Excerpts from an interface dataset:
————————

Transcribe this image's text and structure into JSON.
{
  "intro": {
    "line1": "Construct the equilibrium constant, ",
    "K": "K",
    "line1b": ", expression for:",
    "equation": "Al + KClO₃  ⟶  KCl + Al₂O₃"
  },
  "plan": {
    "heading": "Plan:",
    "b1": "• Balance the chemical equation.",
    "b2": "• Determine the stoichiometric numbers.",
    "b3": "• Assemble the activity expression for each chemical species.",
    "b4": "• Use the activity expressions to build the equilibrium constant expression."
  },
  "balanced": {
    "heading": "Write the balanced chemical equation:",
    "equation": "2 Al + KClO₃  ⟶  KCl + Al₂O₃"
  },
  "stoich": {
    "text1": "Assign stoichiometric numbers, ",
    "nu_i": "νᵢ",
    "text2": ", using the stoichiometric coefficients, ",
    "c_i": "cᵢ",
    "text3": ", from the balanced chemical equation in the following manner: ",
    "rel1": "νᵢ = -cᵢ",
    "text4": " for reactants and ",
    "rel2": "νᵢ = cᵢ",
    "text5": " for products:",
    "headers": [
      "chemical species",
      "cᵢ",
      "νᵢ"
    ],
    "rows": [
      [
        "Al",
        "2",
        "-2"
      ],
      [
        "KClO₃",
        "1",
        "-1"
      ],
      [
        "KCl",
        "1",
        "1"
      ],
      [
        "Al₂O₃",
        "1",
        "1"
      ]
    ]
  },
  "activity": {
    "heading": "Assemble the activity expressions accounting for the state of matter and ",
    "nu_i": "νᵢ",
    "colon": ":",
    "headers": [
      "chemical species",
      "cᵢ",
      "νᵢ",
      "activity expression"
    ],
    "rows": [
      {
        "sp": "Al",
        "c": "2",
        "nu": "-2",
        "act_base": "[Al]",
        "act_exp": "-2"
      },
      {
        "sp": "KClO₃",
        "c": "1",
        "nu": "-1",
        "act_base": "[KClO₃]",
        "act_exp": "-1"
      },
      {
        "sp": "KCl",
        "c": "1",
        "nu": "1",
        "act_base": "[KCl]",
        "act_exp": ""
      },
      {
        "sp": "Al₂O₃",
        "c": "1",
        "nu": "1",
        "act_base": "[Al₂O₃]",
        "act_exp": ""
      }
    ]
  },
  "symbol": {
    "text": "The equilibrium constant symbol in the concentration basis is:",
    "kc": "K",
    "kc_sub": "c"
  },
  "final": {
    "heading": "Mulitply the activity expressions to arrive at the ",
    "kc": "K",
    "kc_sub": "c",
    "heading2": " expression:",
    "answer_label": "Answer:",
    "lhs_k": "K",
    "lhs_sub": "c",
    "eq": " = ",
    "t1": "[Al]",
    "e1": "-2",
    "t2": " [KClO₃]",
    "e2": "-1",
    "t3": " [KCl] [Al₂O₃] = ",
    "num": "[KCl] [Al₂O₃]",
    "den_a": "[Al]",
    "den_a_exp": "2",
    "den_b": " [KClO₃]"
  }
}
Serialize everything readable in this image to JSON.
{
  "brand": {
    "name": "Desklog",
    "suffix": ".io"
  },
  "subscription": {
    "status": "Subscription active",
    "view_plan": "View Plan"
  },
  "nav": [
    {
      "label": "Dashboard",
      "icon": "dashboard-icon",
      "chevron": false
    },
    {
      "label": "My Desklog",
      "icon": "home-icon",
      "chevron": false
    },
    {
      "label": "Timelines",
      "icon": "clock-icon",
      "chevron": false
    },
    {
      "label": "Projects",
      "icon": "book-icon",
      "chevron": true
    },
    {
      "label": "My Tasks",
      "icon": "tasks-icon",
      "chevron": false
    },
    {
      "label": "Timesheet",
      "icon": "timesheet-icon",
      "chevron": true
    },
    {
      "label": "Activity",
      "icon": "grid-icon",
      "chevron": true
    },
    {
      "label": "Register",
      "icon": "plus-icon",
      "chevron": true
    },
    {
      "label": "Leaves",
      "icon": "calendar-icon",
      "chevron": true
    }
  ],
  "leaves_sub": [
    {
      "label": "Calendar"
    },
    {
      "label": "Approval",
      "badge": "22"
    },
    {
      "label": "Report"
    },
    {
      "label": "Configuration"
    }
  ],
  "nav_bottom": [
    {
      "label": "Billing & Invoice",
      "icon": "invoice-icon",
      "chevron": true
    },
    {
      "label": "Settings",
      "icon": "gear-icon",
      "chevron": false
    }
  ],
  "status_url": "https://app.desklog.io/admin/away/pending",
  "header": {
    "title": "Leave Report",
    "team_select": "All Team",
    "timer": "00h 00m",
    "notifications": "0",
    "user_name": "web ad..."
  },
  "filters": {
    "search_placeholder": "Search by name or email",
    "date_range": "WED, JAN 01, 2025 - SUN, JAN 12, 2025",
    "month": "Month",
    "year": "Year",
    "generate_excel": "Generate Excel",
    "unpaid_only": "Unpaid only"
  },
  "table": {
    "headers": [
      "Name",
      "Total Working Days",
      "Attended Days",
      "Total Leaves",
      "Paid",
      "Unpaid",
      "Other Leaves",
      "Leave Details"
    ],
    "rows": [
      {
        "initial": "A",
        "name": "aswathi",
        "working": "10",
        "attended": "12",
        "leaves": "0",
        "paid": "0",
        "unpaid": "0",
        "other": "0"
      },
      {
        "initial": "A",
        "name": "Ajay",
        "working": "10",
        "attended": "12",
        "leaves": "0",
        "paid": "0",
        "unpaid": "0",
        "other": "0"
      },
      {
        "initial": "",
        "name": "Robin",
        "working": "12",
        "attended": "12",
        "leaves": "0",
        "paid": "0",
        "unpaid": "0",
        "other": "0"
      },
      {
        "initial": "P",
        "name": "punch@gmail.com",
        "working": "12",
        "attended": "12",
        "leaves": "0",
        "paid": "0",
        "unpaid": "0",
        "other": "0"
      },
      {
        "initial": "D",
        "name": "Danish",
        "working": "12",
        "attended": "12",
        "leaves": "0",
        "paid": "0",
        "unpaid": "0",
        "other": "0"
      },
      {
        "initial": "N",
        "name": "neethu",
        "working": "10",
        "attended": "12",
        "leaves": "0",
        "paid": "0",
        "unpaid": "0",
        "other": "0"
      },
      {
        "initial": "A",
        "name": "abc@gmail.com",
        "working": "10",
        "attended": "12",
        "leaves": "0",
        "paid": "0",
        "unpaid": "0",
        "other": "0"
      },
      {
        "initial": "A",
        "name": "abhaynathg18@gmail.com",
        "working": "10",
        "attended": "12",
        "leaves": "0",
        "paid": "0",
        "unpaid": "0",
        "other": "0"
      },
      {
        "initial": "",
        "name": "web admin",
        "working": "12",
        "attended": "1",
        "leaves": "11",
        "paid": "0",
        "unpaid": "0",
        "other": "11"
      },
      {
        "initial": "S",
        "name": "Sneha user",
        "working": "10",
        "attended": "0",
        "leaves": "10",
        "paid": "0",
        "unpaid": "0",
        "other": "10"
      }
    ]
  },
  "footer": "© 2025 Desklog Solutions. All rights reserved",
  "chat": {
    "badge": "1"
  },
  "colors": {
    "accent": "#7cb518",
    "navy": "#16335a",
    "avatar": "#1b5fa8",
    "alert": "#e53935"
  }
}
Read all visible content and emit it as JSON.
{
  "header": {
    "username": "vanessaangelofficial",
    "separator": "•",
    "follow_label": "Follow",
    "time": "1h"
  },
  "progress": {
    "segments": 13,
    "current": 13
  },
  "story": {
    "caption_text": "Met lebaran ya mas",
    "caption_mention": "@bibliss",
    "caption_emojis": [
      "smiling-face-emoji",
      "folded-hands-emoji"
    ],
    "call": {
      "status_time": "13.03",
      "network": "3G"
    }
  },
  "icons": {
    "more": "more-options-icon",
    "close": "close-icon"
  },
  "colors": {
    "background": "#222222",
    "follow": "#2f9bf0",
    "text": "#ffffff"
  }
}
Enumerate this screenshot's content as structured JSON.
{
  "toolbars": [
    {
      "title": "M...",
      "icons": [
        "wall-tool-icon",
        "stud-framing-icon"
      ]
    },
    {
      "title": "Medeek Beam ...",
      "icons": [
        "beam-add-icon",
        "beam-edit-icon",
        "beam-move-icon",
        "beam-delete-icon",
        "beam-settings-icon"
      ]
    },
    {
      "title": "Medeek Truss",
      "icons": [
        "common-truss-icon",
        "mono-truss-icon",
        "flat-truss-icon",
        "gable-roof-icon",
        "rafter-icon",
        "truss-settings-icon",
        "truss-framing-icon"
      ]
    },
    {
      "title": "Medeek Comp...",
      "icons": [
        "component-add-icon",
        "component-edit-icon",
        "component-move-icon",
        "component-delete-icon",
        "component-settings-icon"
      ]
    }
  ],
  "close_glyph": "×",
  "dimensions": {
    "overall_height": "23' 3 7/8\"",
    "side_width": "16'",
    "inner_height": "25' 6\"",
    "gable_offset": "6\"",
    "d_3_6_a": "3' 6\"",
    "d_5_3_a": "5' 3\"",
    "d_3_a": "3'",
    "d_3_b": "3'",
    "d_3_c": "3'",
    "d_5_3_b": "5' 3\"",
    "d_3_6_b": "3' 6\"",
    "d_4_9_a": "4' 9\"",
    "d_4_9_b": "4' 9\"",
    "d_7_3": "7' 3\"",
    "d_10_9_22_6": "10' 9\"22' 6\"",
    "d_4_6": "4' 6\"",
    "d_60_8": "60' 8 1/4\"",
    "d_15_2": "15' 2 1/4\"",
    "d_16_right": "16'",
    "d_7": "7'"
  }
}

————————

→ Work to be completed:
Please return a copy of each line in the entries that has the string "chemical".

→ Response area:
    "b1": "• Balance the chemical equation.",
    "b3": "• Assemble the activity expression for each chemical species.",
    "heading": "Write the balanced chemical equation:",
    "text3": ", from the balanced chemical equation in the following manner: ",
      "chemical species",
      "chemical species",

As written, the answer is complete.